1. Joe Christmas may or may not have some black ancestry. What does this ambiguity about his origins mean? Why would Faulkner describe Christmas's skin as "parchment-colored"? How important is it, in Faulkner's view, to "know who you are"?
2. Joe Christmas's life is told largely in flashbacks. Do you find this difficult to make sense of? Do we as readers learn things about Christmas that none of the townspeople can know? Does this matter? Do you see Christmas as a free agent or as someone whose life is determined by his past, or is his life run by other forces?
3. The "toothpaste scene" is considered to be one of the most important scenes in Light in August. What happens in this sequence? What themes appear? Why is the scene so important to your understanding of Joe Christmas?
4. How does the young Joe Christmas react to anything related to sexuality: i.e. learning about menstruation, or having sex with Bobbie Allen? Does Faulkner tell us how to interpret this behavior? Does it make a difference that we see this from Christmas's own perspective?
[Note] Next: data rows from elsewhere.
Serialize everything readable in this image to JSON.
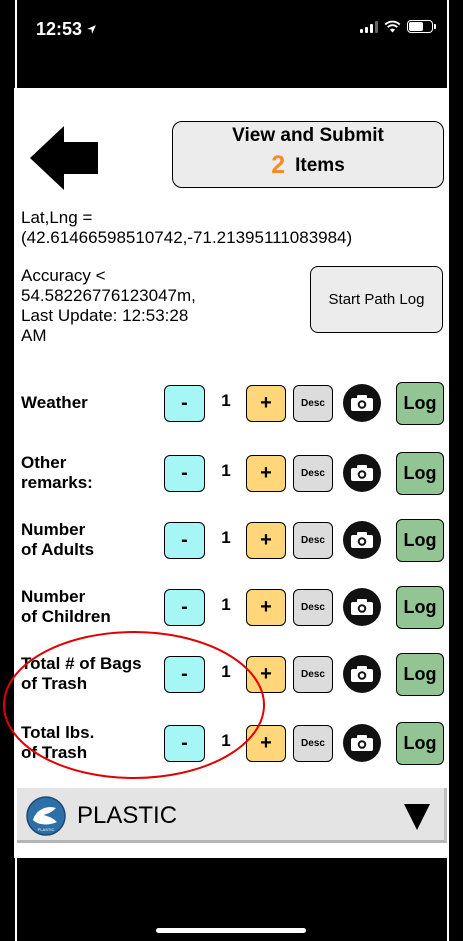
{
  "status_bar": {
    "time": "12:53",
    "location_icon": "location-arrow-icon",
    "signal_icon": "cellular-signal-icon",
    "wifi_icon": "wifi-icon",
    "battery_icon": "battery-icon"
  },
  "header": {
    "back_icon": "back-arrow-icon",
    "submit_title": "View and Submit",
    "submit_count": "2",
    "submit_suffix": "Items"
  },
  "location": {
    "latlng_label": "Lat,Lng =",
    "latlng_value": "(42.61466598510742,-71.21395111083984)",
    "accuracy_line1": "Accuracy <",
    "accuracy_line2": "54.58226776123047m,",
    "accuracy_line3": "Last Update: 12:53:28",
    "accuracy_line4": "AM",
    "path_log_label": "Start Path Log"
  },
  "rows": [
    {
      "label_line1": "Weather",
      "label_line2": "",
      "qty": "1",
      "minus": "-",
      "plus": "+",
      "desc": "Desc",
      "log": "Log"
    },
    {
      "label_line1": "Other",
      "label_line2": "remarks:",
      "qty": "1",
      "minus": "-",
      "plus": "+",
      "desc": "Desc",
      "log": "Log"
    },
    {
      "label_line1": "Number",
      "label_line2": "of Adults",
      "qty": "1",
      "minus": "-",
      "plus": "+",
      "desc": "Desc",
      "log": "Log"
    },
    {
      "label_line1": "Number",
      "label_line2": "of Children",
      "qty": "1",
      "minus": "-",
      "plus": "+",
      "desc": "Desc",
      "log": "Log"
    },
    {
      "label_line1": "Total # of Bags",
      "label_line2": "of Trash",
      "qty": "1",
      "minus": "-",
      "plus": "+",
      "desc": "Desc",
      "log": "Log"
    },
    {
      "label_line1": "Total lbs.",
      "label_line2": "of Trash",
      "qty": "1",
      "minus": "-",
      "plus": "+",
      "desc": "Desc",
      "log": "Log"
    }
  ],
  "material": {
    "label": "PLASTIC",
    "logo_text": "PLASTIC",
    "arrow_icon": "dropdown-triangle-icon"
  },
  "colors": {
    "minus": "#a6f6f6",
    "plus": "#ffd77a",
    "log": "#93c493",
    "count": "#f28c28",
    "annotation": "#e00000"
  }
}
5. What are the circumstances that lead to the 17-year-old Joe Christmas going on the run? How would you characterize the young Christmas's relation to Mr. McEachern? To Mrs. McEachern?